Most adults in Mississippi understand what it is like to encounter financial challenges. It is sometimes possible to find a swift solution to a financial crisis, such as temporarily taking a second job to generate additional cash flow or finding ways to cut spending. At other times, even the most innovative solutions do not seem enough to resolve the problem, which is a perfect time to consider bankruptcy protection as an option.
Especially if a person is worried that foreclosure proceedings may be imminent, filing for bankruptcy may prove to be a valuable financial tool that helps avoid it or stop it, if it is already in progress. There are several types of bankruptcy, and each program carries its own eligibility requirements. It is best to explore all options ahead of time to determine which type is the best fit for a specific set of circumstances.
Income must exist to pay back mortgage debt
A main difference between foreclosure and personal bankruptcy is that the homeowner can activate the bankruptcy process, while it is the lender that initiates foreclosure proceedings. Most lenders would rather avoid this because it is costly and time-consuming, with a lot of paperwork involved. It is a good idea for a homeowner to immediately contact a lender if foreclosure is a concern. If there is evidence of reliable income to pay back a debt, the lender might agree to a restructured payment plan instead of seeking to foreclose on the property.

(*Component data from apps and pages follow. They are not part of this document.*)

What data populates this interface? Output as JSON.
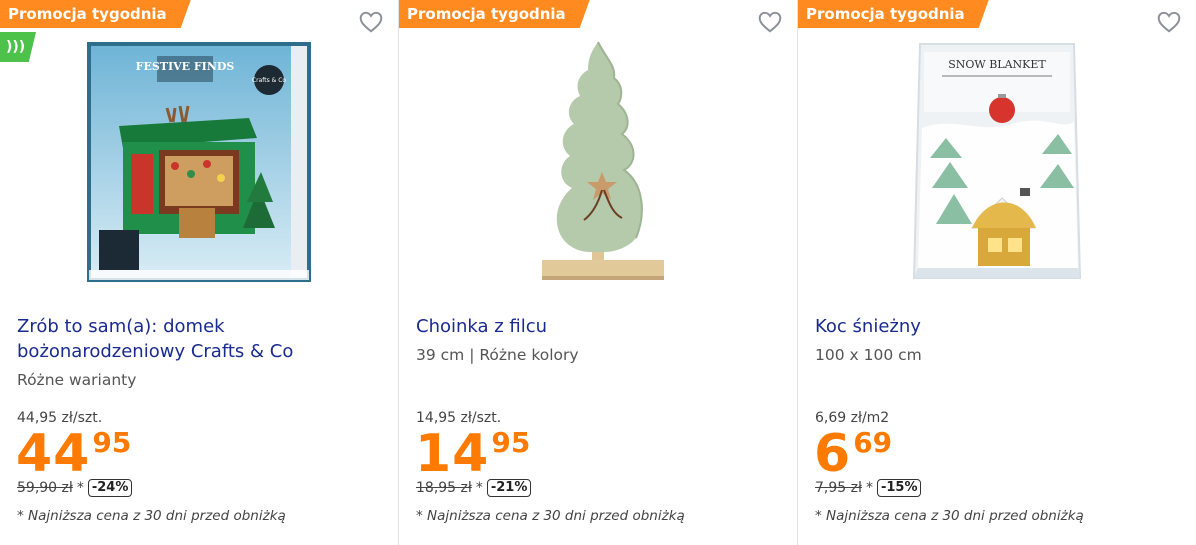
{
  "promo_label": "Promocja tygodnia",
  "accent_color": "#ff8a1f",
  "price_color": "#ff7a00",
  "title_color": "#1a2b8f",
  "products": [
    {
      "title": "Zrób to sam(a): domek bożonarodzeniowy Crafts & Co",
      "subtitle": "Różne warianty",
      "unit_price": "44,95 zł/szt.",
      "price_int": "44",
      "price_dec": "95",
      "old_price": "59,90 zł",
      "old_mark": "*",
      "discount": "-24%",
      "note": "* Najniższa cena z 30 dni przed obniżką",
      "image_text_brand": "FESTIVE FINDS",
      "image_text_logo": "Crafts & Co",
      "badge_icon": "online-icon"
    },
    {
      "title": "Choinka z filcu",
      "subtitle": "39 cm | Różne kolory",
      "unit_price": "14,95 zł/szt.",
      "price_int": "14",
      "price_dec": "95",
      "old_price": "18,95 zł",
      "old_mark": "*",
      "discount": "-21%",
      "note": "* Najniższa cena z 30 dni przed obniżką"
    },
    {
      "title": "Koc śnieżny",
      "subtitle": "100 x 100 cm",
      "unit_price": "6,69 zł/m2",
      "price_int": "6",
      "price_dec": "69",
      "old_price": "7,95 zł",
      "old_mark": "*",
      "discount": "-15%",
      "note": "* Najniższa cena z 30 dni przed obniżką",
      "image_text_brand": "SNOW BLANKET"
    }
  ]
}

If a person files for Chapter 13 or Chapter 7 bankruptcy, the court issues an automatic stay, which means that any foreclosure proceedings that have begun must cease pending the further order of the court. It also means that creditors can no longer attempt to contact to collect a debt until the bankruptcy claim is finalized. A Mississippi homeowner with questions about bankruptcy may seek answers by scheduling a consultation with a bankruptcy law attorney.